■ Assignment: Each line of the entries below that holds "data" is needed, copied in full.

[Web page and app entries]
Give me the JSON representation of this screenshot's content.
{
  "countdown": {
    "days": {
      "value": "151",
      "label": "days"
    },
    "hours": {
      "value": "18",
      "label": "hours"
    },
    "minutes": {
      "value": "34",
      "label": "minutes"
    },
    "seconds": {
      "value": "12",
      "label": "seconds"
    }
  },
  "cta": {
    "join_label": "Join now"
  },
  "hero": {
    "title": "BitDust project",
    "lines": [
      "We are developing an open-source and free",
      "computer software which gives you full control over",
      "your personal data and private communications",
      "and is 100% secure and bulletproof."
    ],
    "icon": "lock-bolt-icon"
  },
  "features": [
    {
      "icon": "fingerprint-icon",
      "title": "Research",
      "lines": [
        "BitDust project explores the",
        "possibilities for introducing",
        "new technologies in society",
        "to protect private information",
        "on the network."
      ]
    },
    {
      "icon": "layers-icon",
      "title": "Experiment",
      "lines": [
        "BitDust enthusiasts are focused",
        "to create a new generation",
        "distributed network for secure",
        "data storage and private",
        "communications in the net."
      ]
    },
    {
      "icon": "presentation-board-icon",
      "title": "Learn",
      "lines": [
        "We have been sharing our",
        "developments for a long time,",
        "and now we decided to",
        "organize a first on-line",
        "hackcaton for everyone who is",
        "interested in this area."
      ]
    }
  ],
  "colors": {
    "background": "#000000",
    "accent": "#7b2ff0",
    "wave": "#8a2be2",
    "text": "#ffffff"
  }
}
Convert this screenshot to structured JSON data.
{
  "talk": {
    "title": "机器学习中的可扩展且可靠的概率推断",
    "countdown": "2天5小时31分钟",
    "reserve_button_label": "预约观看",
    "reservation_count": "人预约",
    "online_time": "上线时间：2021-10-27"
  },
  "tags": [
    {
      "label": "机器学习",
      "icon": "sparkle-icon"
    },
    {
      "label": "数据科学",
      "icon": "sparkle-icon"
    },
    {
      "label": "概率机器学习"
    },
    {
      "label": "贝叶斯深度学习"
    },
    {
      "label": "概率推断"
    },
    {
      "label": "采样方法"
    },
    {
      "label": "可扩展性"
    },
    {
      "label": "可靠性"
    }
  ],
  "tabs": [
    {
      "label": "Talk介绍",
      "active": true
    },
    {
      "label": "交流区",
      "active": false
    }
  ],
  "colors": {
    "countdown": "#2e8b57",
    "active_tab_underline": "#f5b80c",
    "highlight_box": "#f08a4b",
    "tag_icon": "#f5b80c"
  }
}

■ Response box:
      "your personal data and private communications",
        "data storage and private",
Convert this screenshot to structured JSON data.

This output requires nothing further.